electronic trust service providers and electronic identification issuers should be required to provide the users of their services with: (i) appropriate information on the collection, communication, and retention of their data, as well as (ii) a means to control their personal data and exercise their data protection rights,

the EDPS recommends a more selective inclusion in the proposal of the provisions empowering the Commission to specify or detail concrete provisions after the adoption of the proposed regulation by delegated or implementing acts.


Some specific provisions concerning the mutual recognition of electronic identification schemes should also be improved:

the proposed regulation should specify which data or categories of data will be processed for cross-border identification of individuals. This specification should contain at least the same level of detail as provided in annexes for other trust services and should take into account the respect of the principle of proportionality,

the safeguards required for the provision of identification schemes should at least be compliant with the requirements set forth for the providers of qualified trust services,

the proposal should establish appropriate mechanisms to set a framework for the interoperability of national identification schemes.


Finally, the EDPS also makes the following recommendations in relation to the requirements for the provision and recognition of electronic trust services:

it should be specified with regard to all electronic services if personal data will be processed and, in the cases where personal data will be processed, the data or categories of data to be processed,

the regulation should take appropriate safeguards to avoid any overlap between the competences of the supervisory bodies for electronic trust services and those of data protection authorities,

the obligations imposed on electronic trust service providers concerning data breaches and security incidents should be consistent with the requirements established in the revised e-privacy Directive and in the proposed data protection regulation,

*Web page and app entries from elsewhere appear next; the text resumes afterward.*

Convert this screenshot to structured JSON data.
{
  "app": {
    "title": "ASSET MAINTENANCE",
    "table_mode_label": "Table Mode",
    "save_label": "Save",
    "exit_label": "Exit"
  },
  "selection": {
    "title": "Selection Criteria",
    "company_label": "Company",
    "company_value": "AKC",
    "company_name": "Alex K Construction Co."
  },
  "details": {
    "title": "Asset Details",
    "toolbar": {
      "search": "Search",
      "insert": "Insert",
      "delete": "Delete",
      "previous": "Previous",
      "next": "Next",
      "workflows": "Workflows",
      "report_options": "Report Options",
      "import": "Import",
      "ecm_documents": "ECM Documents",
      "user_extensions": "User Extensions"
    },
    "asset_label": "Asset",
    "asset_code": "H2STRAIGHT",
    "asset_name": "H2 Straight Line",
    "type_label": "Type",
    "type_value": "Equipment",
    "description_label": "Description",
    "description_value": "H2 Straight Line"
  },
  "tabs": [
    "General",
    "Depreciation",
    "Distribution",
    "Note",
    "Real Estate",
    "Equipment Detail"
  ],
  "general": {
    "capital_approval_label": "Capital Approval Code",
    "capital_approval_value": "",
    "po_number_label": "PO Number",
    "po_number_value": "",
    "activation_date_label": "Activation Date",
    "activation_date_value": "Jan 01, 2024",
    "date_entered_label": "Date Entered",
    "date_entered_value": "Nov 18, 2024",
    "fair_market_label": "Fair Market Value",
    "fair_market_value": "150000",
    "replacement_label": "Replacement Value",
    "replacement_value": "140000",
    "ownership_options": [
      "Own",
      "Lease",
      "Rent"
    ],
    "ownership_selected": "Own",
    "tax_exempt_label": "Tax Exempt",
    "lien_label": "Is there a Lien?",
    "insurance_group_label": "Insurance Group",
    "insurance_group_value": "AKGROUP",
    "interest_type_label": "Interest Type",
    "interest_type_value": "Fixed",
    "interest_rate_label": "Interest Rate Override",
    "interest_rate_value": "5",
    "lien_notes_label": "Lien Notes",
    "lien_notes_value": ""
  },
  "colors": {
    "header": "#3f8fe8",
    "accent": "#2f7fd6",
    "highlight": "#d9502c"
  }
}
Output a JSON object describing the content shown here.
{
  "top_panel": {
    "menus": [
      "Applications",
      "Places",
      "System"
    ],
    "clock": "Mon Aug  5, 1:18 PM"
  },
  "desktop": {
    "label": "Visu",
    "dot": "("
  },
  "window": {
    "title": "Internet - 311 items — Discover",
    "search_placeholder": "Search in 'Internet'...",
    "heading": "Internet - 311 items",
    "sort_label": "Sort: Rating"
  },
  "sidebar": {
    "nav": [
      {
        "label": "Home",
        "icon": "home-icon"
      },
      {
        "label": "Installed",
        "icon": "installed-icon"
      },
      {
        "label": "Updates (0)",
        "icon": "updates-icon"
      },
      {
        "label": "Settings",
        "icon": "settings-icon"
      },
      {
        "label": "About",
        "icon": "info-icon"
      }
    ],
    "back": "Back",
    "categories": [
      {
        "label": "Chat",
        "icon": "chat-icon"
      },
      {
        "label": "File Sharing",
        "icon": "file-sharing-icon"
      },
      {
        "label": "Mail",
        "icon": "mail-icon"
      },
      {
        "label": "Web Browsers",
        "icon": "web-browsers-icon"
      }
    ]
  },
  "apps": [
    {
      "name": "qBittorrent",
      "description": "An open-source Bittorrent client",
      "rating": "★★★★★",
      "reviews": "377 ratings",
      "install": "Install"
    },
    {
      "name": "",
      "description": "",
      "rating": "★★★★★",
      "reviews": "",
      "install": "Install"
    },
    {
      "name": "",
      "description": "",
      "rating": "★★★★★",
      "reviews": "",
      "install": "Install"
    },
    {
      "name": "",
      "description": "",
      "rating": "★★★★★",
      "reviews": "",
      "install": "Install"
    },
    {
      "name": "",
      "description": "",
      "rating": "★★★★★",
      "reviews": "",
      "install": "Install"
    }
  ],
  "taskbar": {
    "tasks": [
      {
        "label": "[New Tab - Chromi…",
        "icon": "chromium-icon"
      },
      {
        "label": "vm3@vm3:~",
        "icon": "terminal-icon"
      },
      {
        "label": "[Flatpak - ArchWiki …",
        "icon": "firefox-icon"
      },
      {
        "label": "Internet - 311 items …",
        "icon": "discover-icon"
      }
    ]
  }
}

more clarity should be provided to the definition of private or public entities that can act as third parties entitled to carry out audits under Articles 16 and 17 or that can verify electronic signature creation devices under Article 23, as well as on the criteria under which the independence of these bodies will be assessed,

the regulation should be more precise in setting a time limit for the retention of the data referred to in Article 19(2) and (4) (3).

Done at Brussels, 27 September 2012.


Assistant European Data Protection Supervisor

(1)  COM(2012) 238 final.

(2)  COM(2010) 245 of 19.5.2010.

(3)  Under Article 19(2)(g), qualified trust service providers must record for an appropriate period of time all relevant information concerning data issued and received by them. Under Article 19(4), qualified trust service providers should provide any party relying on the certificates with information on the validity or revocation status of qualified certificates issued by them.